Information about Brexit
The UK’s withdrawal from the EU entered into force on 1 February 2020. With the entry into force of the withdrawal agreement, a transition period began that will last until the end of 2020. During this time, the EU’s current rules will remain in force and the future relationship will be negotiated. During the transitional period, the UK will have all the rights and obligations of a Member State. The only significant exception is that the UK will no longer participate in EU decision-making or in the activities of EU bodies.
The purpose of the withdrawal agreement is to ensure the UK’s orderly withdrawal from the EU. Among other things, the withdrawal agreement safeguards the residence, employment and social security rights of EU citizens residing in the UK and UK citizens residing in the EU under EU law for life if they have settled in the UK or the EU before the end of the transition period.
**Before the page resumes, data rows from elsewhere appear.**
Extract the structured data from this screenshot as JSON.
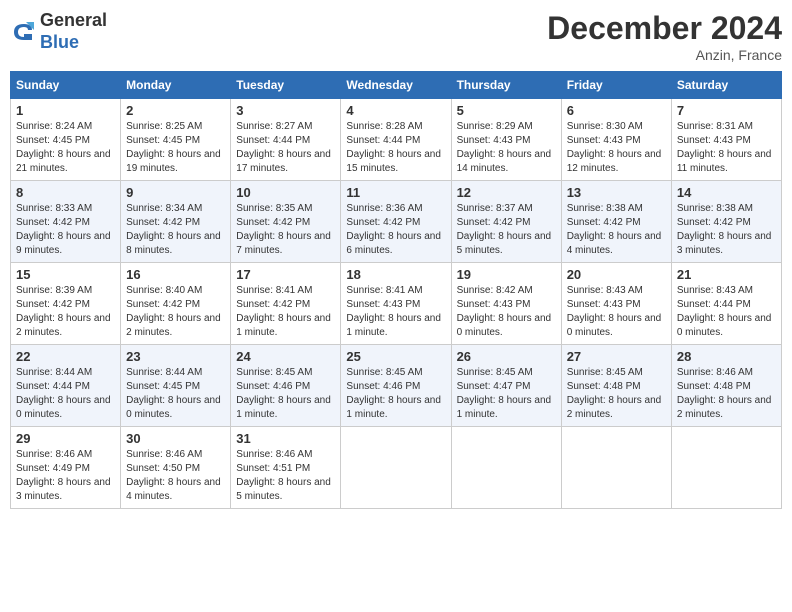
{
  "header": {
    "logo_line1": "General",
    "logo_line2": "Blue",
    "month_title": "December 2024",
    "location": "Anzin, France"
  },
  "weekdays": [
    "Sunday",
    "Monday",
    "Tuesday",
    "Wednesday",
    "Thursday",
    "Friday",
    "Saturday"
  ],
  "weeks": [
    [
      {
        "day": "1",
        "sunrise": "Sunrise: 8:24 AM",
        "sunset": "Sunset: 4:45 PM",
        "daylight": "Daylight: 8 hours and 21 minutes."
      },
      {
        "day": "2",
        "sunrise": "Sunrise: 8:25 AM",
        "sunset": "Sunset: 4:45 PM",
        "daylight": "Daylight: 8 hours and 19 minutes."
      },
      {
        "day": "3",
        "sunrise": "Sunrise: 8:27 AM",
        "sunset": "Sunset: 4:44 PM",
        "daylight": "Daylight: 8 hours and 17 minutes."
      },
      {
        "day": "4",
        "sunrise": "Sunrise: 8:28 AM",
        "sunset": "Sunset: 4:44 PM",
        "daylight": "Daylight: 8 hours and 15 minutes."
      },
      {
        "day": "5",
        "sunrise": "Sunrise: 8:29 AM",
        "sunset": "Sunset: 4:43 PM",
        "daylight": "Daylight: 8 hours and 14 minutes."
      },
      {
        "day": "6",
        "sunrise": "Sunrise: 8:30 AM",
        "sunset": "Sunset: 4:43 PM",
        "daylight": "Daylight: 8 hours and 12 minutes."
      },
      {
        "day": "7",
        "sunrise": "Sunrise: 8:31 AM",
        "sunset": "Sunset: 4:43 PM",
        "daylight": "Daylight: 8 hours and 11 minutes."
      }
    ],
    [
      {
        "day": "8",
        "sunrise": "Sunrise: 8:33 AM",
        "sunset": "Sunset: 4:42 PM",
        "daylight": "Daylight: 8 hours and 9 minutes."
      },
      {
        "day": "9",
        "sunrise": "Sunrise: 8:34 AM",
        "sunset": "Sunset: 4:42 PM",
        "daylight": "Daylight: 8 hours and 8 minutes."
      },
      {
        "day": "10",
        "sunrise": "Sunrise: 8:35 AM",
        "sunset": "Sunset: 4:42 PM",
        "daylight": "Daylight: 8 hours and 7 minutes."
      },
      {
        "day": "11",
        "sunrise": "Sunrise: 8:36 AM",
        "sunset": "Sunset: 4:42 PM",
        "daylight": "Daylight: 8 hours and 6 minutes."
      },
      {
        "day": "12",
        "sunrise": "Sunrise: 8:37 AM",
        "sunset": "Sunset: 4:42 PM",
        "daylight": "Daylight: 8 hours and 5 minutes."
      },
      {
        "day": "13",
        "sunrise": "Sunrise: 8:38 AM",
        "sunset": "Sunset: 4:42 PM",
        "daylight": "Daylight: 8 hours and 4 minutes."
      },
      {
        "day": "14",
        "sunrise": "Sunrise: 8:38 AM",
        "sunset": "Sunset: 4:42 PM",
        "daylight": "Daylight: 8 hours and 3 minutes."
      }
    ],
    [
      {
        "day": "15",
        "sunrise": "Sunrise: 8:39 AM",
        "sunset": "Sunset: 4:42 PM",
        "daylight": "Daylight: 8 hours and 2 minutes."
      },
      {
        "day": "16",
        "sunrise": "Sunrise: 8:40 AM",
        "sunset": "Sunset: 4:42 PM",
        "daylight": "Daylight: 8 hours and 2 minutes."
      },
      {
        "day": "17",
        "sunrise": "Sunrise: 8:41 AM",
        "sunset": "Sunset: 4:42 PM",
        "daylight": "Daylight: 8 hours and 1 minute."
      },
      {
        "day": "18",
        "sunrise": "Sunrise: 8:41 AM",
        "sunset": "Sunset: 4:43 PM",
        "daylight": "Daylight: 8 hours and 1 minute."
      },
      {
        "day": "19",
        "sunrise": "Sunrise: 8:42 AM",
        "sunset": "Sunset: 4:43 PM",
        "daylight": "Daylight: 8 hours and 0 minutes."
      },
      {
        "day": "20",
        "sunrise": "Sunrise: 8:43 AM",
        "sunset": "Sunset: 4:43 PM",
        "daylight": "Daylight: 8 hours and 0 minutes."
      },
      {
        "day": "21",
        "sunrise": "Sunrise: 8:43 AM",
        "sunset": "Sunset: 4:44 PM",
        "daylight": "Daylight: 8 hours and 0 minutes."
      }
    ],
    [
      {
        "day": "22",
        "sunrise": "Sunrise: 8:44 AM",
        "sunset": "Sunset: 4:44 PM",
        "daylight": "Daylight: 8 hours and 0 minutes."
      },
      {
        "day": "23",
        "sunrise": "Sunrise: 8:44 AM",
        "sunset": "Sunset: 4:45 PM",
        "daylight": "Daylight: 8 hours and 0 minutes."
      },
      {
        "day": "24",
        "sunrise": "Sunrise: 8:45 AM",
        "sunset": "Sunset: 4:46 PM",
        "daylight": "Daylight: 8 hours and 1 minute."
      },
      {
        "day": "25",
        "sunrise": "Sunrise: 8:45 AM",
        "sunset": "Sunset: 4:46 PM",
        "daylight": "Daylight: 8 hours and 1 minute."
      },
      {
        "day": "26",
        "sunrise": "Sunrise: 8:45 AM",
        "sunset": "Sunset: 4:47 PM",
        "daylight": "Daylight: 8 hours and 1 minute."
      },
      {
        "day": "27",
        "sunrise": "Sunrise: 8:45 AM",
        "sunset": "Sunset: 4:48 PM",
        "daylight": "Daylight: 8 hours and 2 minutes."
      },
      {
        "day": "28",
        "sunrise": "Sunrise: 8:46 AM",
        "sunset": "Sunset: 4:48 PM",
        "daylight": "Daylight: 8 hours and 2 minutes."
      }
    ],
    [
      {
        "day": "29",
        "sunrise": "Sunrise: 8:46 AM",
        "sunset": "Sunset: 4:49 PM",
        "daylight": "Daylight: 8 hours and 3 minutes."
      },
      {
        "day": "30",
        "sunrise": "Sunrise: 8:46 AM",
        "sunset": "Sunset: 4:50 PM",
        "daylight": "Daylight: 8 hours and 4 minutes."
      },
      {
        "day": "31",
        "sunrise": "Sunrise: 8:46 AM",
        "sunset": "Sunset: 4:51 PM",
        "daylight": "Daylight: 8 hours and 5 minutes."
      },
      null,
      null,
      null,
      null
    ]
  ]
}
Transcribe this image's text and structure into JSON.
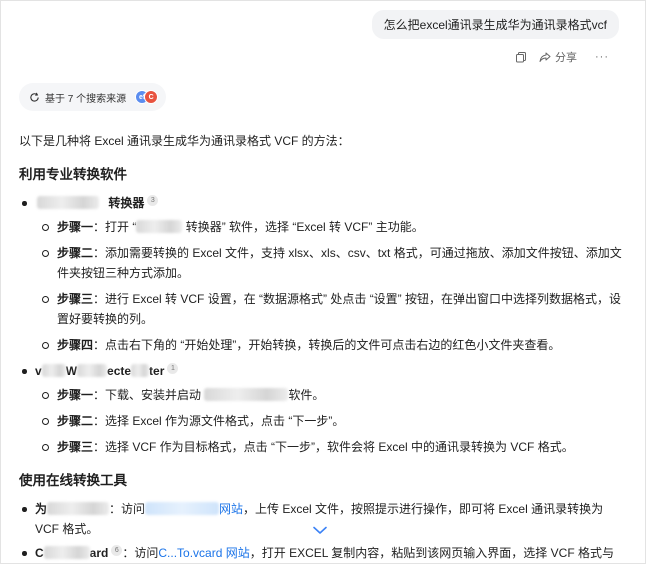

Their status and rights will be safeguarded as they were under the key EU legislation as of 31 December 2020. With regard to persons moving to each other’s territory after 31 December 2020, free movement will end and restrictions will be placed on the entry and rights of EU and UK citizens.
The withdrawal agreement will dismantle all cooperation based on the UK’s EU membership in an orderly manner. The goal is to negotiate a new relationship for each individual sector during the transition period – that is, during 2020. The European Commission, with Michel Barnier as Chief Negotiator, is in charge of the negotiations on behalf of the EU. The Commission will negotiate with the UK based on the negotiating directives issued on 25 February 2020 by the General Affairs Council. On 18 March 2020, the Commission published its first draft proposal for an agreement on the future relationship between the EU and the UK.
The future relationship will be clearly more distant than EU membership. The schedule for the negotiations is tight, as according to the Act on the Approval of the UK Withdrawal Agreement, the transition period cannot be extended. Due to the tight negotiation schedule, some sectors may fall outside the scope of the agreement starting on 1 January 2021. Businesses in particular should be prepared for this possibility.
On 9 July 2020, the Commission published a Communication entitled “Getting ready for changes – Communication on readiness at the end of the transition period between the European Union and the United Kingdom”. The Communication examines the most important changes that will take place in any event as of the end of the transition period, regardless of whether or not the EU and the UK reach an agreement on their future relationship.
Commission Communication on changes that will take place in any scenario after the transition period
The UK pet passport, with the exception of Northern Ireland pet passports, is no longer valid in the EU and cannot be used for the import of pet dogs, cats or ferrets from the UK to EU Member States. The health certificate required for third country imports shall be used for imports of pet animals. Pet dogs, cats and ferrets imported from the UK will be required to vaccinate rabies, but not to determine antibodies. Dogs should be treated against Echinococcus multilocularis infection. When pet animals are exported from EU Member States to the UK, the EU pet passport remains valid and pet animals can return from the UK to EU Member States with this pet passport. The UK demands that pet dogs, cats and ferrets from EU Member States be vaccinated against rabies, but not tested for antibodies. Dogs other than those exported directly to the UK from Finland, Ireland, Malta and Norway must be treated against Echinococcus multilocularis.
Prime Minister's Office: Information about Brexit